Pick out the lines below that contain the string "Bilal" and copy them all.

(Dataset rows describing interfaces)
※ ※ ※

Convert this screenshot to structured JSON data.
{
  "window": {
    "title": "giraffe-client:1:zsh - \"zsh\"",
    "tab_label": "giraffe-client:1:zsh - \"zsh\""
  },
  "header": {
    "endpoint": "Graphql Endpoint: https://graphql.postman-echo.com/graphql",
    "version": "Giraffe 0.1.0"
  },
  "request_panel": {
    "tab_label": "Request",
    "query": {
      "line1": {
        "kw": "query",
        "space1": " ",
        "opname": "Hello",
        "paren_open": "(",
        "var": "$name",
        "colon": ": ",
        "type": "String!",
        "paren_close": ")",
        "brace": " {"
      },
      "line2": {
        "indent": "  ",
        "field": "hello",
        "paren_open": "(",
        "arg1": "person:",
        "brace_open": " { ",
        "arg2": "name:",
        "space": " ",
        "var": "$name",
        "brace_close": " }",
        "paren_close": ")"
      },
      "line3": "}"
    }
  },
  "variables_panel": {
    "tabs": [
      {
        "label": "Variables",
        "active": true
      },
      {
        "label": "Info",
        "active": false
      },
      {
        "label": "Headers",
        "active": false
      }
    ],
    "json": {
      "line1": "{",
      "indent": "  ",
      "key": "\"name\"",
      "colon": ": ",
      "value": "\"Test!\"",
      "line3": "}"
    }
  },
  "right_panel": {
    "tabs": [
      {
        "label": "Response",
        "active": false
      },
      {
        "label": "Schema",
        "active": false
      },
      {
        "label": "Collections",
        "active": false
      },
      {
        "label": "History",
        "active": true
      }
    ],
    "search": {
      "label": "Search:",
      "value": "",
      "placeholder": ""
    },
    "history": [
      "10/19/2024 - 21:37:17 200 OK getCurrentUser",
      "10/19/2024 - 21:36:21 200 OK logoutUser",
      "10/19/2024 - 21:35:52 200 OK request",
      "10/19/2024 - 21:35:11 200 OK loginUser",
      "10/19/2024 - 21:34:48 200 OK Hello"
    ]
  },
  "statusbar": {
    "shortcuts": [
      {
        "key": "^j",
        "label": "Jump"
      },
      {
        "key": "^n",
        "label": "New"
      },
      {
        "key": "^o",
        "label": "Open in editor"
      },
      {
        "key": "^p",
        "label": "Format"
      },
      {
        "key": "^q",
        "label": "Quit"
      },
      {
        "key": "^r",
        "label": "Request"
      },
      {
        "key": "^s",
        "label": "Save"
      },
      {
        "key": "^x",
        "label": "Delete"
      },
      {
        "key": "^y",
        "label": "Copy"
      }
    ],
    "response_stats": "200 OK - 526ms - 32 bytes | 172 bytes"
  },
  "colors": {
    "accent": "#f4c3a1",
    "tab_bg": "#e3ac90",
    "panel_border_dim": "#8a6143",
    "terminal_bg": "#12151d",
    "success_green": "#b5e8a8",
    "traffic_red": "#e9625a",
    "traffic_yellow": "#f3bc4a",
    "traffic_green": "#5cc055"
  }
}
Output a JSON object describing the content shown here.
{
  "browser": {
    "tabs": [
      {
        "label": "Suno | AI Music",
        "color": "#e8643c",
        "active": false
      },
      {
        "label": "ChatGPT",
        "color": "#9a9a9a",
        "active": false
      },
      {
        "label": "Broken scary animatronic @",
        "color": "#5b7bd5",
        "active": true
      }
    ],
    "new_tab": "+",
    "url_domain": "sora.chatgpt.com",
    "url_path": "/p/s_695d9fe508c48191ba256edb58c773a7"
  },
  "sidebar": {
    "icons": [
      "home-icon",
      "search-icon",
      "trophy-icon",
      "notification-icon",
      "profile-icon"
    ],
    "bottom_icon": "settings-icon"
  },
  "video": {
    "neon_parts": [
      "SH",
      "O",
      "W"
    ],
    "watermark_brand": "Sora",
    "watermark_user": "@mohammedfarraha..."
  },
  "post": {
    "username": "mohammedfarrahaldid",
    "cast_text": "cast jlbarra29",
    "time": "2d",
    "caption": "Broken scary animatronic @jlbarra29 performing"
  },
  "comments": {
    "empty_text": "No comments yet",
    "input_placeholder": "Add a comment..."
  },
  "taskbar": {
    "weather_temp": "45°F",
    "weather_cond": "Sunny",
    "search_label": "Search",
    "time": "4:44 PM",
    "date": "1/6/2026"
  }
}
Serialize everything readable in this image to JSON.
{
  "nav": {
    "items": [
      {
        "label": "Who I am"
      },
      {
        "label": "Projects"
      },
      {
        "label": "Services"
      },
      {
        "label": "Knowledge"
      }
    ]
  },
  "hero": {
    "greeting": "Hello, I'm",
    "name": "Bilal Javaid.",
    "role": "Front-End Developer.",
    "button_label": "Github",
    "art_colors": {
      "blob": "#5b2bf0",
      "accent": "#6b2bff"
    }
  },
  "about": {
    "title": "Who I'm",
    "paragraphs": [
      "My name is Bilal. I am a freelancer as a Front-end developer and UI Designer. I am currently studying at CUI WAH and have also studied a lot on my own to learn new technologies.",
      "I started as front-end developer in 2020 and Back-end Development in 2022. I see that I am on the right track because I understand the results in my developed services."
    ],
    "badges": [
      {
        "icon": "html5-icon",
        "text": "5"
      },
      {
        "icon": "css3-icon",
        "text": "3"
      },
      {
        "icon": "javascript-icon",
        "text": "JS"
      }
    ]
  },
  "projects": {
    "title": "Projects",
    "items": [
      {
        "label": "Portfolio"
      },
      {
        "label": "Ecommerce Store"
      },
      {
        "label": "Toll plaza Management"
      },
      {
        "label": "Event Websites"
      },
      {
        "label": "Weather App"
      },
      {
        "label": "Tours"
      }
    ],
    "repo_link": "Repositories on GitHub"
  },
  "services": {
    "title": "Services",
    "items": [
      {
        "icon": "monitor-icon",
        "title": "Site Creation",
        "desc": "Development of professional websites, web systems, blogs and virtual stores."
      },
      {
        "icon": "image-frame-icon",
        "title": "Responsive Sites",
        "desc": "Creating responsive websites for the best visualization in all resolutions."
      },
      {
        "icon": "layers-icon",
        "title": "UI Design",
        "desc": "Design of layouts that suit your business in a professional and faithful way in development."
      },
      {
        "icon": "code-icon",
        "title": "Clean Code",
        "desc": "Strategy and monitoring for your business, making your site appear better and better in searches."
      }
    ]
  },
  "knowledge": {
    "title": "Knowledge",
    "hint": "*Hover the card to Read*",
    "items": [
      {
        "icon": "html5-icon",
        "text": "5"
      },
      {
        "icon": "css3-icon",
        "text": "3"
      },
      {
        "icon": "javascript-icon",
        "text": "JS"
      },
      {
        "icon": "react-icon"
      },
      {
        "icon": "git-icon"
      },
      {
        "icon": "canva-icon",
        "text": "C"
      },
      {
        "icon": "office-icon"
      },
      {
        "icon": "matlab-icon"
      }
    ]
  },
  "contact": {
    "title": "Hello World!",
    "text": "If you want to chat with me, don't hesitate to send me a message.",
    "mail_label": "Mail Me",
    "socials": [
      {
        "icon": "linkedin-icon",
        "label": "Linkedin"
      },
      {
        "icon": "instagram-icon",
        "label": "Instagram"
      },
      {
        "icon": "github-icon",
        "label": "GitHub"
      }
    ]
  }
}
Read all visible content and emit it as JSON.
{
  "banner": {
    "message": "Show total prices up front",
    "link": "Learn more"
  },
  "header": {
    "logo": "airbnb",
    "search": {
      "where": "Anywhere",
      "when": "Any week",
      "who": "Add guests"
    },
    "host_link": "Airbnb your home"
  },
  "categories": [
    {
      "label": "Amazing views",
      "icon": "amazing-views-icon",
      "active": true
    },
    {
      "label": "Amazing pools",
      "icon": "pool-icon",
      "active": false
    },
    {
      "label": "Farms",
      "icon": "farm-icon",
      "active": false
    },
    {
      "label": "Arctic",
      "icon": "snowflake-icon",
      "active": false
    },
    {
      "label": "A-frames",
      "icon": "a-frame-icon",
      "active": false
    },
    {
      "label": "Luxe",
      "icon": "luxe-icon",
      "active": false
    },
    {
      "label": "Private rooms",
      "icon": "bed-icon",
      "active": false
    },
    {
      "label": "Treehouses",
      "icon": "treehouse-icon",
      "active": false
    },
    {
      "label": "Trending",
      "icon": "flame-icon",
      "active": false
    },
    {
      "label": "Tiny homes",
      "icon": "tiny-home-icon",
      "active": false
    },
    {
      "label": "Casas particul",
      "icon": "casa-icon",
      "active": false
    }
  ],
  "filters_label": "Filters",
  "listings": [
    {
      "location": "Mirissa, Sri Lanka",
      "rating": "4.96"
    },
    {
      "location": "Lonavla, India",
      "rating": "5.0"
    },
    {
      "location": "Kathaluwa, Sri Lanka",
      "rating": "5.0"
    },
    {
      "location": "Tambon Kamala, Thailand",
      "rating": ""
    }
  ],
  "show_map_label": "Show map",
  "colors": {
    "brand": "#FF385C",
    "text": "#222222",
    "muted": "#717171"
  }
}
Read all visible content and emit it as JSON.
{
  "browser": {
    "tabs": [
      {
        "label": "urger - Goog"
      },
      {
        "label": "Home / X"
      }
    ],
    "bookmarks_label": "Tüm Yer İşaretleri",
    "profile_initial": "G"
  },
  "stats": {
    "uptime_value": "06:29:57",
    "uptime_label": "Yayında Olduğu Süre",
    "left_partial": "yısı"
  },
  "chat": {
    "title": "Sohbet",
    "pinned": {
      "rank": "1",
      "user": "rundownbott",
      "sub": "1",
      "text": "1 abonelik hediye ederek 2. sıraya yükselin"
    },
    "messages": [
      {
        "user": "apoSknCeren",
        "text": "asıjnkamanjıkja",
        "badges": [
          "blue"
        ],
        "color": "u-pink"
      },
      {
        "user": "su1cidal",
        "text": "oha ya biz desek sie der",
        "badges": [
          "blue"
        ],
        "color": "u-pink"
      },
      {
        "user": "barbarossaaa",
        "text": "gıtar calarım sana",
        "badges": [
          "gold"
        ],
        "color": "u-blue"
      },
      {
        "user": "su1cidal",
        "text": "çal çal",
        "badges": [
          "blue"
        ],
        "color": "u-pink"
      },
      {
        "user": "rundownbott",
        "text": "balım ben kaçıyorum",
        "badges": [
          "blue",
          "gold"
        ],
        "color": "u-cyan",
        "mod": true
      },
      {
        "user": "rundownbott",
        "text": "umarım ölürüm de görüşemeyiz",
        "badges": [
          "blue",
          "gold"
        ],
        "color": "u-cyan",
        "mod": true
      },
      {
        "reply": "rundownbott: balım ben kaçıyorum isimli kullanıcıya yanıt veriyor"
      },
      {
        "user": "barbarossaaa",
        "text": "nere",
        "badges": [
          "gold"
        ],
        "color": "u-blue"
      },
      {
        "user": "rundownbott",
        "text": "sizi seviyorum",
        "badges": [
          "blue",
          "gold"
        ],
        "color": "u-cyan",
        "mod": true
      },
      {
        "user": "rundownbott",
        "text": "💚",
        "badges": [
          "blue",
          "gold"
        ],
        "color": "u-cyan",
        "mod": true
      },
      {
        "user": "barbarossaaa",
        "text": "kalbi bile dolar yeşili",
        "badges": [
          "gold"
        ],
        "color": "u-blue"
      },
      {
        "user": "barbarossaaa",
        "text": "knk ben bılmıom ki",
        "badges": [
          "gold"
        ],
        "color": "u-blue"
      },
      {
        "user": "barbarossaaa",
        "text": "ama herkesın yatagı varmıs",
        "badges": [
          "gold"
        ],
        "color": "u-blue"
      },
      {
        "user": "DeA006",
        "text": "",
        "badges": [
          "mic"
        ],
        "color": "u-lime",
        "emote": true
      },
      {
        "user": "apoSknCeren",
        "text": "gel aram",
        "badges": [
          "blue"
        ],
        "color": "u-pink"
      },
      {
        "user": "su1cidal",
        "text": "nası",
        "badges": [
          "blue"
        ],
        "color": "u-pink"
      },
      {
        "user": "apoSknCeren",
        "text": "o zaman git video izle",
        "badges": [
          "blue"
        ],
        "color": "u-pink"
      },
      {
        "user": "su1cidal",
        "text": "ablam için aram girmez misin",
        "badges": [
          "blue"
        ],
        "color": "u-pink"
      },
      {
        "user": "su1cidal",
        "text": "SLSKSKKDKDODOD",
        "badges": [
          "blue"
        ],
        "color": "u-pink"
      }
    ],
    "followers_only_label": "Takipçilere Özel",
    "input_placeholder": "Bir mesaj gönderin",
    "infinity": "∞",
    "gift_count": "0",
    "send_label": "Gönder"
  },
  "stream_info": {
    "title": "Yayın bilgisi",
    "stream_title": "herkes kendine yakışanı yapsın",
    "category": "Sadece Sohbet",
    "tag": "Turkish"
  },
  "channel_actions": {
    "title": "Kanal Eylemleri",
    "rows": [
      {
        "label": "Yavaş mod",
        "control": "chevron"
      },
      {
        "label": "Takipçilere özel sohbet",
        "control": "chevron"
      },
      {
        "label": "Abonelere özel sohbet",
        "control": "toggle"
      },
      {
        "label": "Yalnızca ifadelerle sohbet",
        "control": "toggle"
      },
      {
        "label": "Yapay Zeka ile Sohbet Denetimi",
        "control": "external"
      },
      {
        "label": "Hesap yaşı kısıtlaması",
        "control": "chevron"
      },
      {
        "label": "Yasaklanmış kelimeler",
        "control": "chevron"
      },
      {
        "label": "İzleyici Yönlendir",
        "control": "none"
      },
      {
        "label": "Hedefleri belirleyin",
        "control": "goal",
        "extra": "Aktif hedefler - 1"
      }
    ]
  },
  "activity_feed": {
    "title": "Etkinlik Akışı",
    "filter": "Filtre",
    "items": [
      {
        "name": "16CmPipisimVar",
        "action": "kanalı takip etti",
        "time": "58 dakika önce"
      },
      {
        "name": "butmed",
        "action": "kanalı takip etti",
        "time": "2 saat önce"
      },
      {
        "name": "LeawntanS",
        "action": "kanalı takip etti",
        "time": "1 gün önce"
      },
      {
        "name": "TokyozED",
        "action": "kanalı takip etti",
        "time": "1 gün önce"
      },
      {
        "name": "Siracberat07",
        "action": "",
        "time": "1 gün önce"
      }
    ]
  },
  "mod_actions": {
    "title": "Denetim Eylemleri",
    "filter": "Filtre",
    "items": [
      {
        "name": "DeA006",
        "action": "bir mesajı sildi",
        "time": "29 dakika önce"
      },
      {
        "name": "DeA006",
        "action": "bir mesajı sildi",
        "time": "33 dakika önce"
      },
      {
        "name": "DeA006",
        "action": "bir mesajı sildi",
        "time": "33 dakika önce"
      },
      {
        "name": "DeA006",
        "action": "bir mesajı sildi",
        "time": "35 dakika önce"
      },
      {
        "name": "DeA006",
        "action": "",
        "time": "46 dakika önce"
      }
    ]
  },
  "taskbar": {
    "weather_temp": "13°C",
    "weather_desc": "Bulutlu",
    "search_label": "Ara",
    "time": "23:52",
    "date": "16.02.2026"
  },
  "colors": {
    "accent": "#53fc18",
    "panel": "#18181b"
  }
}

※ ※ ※

▸ **REPLY**:
    "name": "Bilal Javaid.",
      "My name is Bilal. I am a freelancer as a Front-end developer and UI Designer. I am currently studying at CUI WAH and have also studied a lot on my own to learn new technologies.",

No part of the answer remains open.